- Exercise instructions -
Scan the material below and count each line with the string "label". Reply with the count alone.
=-=-=
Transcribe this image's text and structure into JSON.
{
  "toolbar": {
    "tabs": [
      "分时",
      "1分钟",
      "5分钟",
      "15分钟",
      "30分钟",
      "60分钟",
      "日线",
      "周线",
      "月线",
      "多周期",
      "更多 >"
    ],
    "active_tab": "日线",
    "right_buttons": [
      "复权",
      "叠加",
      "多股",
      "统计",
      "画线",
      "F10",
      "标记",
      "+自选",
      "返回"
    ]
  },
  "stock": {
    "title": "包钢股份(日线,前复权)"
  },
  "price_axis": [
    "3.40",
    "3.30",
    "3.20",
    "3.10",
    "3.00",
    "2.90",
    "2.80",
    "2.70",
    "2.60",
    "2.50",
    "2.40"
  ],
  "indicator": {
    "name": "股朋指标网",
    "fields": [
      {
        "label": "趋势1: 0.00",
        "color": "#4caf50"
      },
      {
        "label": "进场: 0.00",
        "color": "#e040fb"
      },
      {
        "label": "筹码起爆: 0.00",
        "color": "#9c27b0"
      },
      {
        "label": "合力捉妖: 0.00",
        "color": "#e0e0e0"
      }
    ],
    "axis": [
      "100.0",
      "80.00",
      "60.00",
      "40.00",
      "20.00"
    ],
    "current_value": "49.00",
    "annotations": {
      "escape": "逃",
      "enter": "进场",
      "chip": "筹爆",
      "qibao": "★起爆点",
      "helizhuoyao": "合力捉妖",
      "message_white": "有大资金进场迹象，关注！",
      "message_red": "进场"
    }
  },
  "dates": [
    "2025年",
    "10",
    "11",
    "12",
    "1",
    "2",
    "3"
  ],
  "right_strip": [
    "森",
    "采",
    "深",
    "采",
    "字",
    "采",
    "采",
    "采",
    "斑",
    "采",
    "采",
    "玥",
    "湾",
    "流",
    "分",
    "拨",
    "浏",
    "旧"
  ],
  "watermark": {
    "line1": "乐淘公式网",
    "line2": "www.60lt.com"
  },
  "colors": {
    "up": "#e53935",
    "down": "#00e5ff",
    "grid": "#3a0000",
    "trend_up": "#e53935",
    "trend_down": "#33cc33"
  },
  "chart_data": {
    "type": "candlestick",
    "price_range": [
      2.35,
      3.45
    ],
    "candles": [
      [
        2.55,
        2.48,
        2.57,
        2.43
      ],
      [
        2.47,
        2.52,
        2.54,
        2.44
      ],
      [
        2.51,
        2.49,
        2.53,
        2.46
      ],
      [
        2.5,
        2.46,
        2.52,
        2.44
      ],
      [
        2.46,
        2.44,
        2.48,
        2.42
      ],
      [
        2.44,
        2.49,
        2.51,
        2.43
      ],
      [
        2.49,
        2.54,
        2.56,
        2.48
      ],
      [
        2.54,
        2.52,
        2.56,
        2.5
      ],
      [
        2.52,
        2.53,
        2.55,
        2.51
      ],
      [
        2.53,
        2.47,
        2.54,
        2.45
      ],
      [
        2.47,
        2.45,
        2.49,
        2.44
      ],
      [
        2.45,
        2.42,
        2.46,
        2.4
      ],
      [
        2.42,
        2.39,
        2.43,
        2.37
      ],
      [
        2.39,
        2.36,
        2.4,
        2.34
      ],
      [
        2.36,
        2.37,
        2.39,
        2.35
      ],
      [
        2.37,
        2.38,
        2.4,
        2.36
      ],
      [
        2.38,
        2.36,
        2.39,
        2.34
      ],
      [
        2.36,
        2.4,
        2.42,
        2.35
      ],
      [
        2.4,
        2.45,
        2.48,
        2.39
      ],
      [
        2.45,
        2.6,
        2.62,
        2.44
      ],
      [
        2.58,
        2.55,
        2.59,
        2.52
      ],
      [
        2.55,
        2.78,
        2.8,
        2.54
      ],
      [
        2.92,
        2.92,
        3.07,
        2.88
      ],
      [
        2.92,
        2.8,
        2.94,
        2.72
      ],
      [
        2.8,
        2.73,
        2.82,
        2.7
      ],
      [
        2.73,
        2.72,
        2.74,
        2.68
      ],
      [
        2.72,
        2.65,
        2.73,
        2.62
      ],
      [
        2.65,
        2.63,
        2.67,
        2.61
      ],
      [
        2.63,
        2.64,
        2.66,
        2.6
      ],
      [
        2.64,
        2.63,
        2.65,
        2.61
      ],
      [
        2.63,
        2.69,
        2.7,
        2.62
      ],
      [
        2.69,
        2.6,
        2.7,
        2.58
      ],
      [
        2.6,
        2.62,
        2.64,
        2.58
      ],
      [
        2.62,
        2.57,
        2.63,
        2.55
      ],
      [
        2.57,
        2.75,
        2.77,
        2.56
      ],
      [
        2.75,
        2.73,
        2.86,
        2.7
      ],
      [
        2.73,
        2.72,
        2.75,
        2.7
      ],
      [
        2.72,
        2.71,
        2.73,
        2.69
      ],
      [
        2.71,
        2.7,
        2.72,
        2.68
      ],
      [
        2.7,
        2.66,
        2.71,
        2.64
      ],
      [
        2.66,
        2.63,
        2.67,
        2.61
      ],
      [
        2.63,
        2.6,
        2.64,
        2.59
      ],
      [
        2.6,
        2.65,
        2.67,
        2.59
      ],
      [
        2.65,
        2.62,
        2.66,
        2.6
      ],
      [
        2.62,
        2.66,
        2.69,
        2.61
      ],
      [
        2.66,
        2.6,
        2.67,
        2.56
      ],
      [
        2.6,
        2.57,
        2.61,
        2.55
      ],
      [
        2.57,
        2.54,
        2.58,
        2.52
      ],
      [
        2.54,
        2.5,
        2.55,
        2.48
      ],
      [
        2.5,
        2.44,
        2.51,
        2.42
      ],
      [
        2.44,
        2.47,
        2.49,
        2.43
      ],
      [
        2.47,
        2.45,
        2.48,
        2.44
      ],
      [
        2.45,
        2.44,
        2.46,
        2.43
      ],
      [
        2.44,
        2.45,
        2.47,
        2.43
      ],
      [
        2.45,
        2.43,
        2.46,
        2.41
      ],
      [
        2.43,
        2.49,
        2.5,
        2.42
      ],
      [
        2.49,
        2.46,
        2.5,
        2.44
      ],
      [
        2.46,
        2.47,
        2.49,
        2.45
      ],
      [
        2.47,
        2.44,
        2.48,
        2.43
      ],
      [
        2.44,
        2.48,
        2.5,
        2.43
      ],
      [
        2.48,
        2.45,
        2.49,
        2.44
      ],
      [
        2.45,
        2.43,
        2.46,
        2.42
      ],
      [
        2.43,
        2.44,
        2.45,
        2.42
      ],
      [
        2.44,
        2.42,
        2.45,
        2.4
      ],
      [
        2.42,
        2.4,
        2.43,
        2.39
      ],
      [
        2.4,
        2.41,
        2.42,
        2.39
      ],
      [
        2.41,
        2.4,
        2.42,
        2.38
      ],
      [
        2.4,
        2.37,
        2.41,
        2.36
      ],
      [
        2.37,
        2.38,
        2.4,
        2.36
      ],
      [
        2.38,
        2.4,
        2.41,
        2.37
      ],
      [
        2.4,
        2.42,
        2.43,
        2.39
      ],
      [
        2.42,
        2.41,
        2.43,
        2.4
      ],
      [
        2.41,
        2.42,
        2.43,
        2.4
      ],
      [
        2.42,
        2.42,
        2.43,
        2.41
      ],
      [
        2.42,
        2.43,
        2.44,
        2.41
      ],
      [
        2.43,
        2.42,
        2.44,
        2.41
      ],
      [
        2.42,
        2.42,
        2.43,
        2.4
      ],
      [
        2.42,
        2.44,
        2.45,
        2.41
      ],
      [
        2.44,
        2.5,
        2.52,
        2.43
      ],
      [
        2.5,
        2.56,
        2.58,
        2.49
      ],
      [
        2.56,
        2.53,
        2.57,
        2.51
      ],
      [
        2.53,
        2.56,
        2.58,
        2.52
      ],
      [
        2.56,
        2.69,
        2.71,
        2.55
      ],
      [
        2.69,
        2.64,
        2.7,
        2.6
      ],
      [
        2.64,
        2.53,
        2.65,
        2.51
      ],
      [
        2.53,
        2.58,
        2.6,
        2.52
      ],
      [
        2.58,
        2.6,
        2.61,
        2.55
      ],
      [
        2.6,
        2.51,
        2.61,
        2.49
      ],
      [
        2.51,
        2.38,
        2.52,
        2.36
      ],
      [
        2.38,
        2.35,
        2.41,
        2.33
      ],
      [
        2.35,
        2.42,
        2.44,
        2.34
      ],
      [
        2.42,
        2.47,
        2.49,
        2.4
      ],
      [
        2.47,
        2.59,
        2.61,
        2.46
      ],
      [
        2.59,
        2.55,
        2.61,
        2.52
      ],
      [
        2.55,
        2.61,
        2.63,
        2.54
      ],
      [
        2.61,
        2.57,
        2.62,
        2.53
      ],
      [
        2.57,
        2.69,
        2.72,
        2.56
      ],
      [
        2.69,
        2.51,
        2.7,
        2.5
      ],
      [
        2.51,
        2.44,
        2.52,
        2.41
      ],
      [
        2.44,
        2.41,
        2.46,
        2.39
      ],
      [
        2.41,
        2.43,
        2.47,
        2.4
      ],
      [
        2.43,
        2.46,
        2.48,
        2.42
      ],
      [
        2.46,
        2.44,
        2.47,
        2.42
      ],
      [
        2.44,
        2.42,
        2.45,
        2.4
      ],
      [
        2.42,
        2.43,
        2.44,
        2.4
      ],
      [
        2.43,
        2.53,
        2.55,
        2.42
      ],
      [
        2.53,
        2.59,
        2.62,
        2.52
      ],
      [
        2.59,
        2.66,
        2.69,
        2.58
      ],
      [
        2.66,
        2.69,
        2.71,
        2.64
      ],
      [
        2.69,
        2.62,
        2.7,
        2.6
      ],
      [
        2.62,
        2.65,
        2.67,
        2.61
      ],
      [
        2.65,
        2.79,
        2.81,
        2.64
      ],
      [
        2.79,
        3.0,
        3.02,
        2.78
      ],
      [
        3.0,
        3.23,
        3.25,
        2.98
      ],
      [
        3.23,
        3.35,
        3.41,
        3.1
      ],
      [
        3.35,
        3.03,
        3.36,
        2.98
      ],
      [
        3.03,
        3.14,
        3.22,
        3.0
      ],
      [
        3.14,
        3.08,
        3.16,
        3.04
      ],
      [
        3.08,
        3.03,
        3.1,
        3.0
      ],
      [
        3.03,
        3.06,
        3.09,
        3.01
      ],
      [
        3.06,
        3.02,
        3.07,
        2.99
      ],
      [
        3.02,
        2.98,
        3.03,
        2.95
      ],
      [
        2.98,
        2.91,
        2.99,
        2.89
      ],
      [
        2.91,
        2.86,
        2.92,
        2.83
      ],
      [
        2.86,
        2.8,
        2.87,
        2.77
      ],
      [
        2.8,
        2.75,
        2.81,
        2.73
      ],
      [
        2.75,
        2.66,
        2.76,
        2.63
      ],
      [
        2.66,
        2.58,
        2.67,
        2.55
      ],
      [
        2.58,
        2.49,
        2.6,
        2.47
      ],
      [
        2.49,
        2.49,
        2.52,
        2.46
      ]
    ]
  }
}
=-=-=
- Reply to the task -
4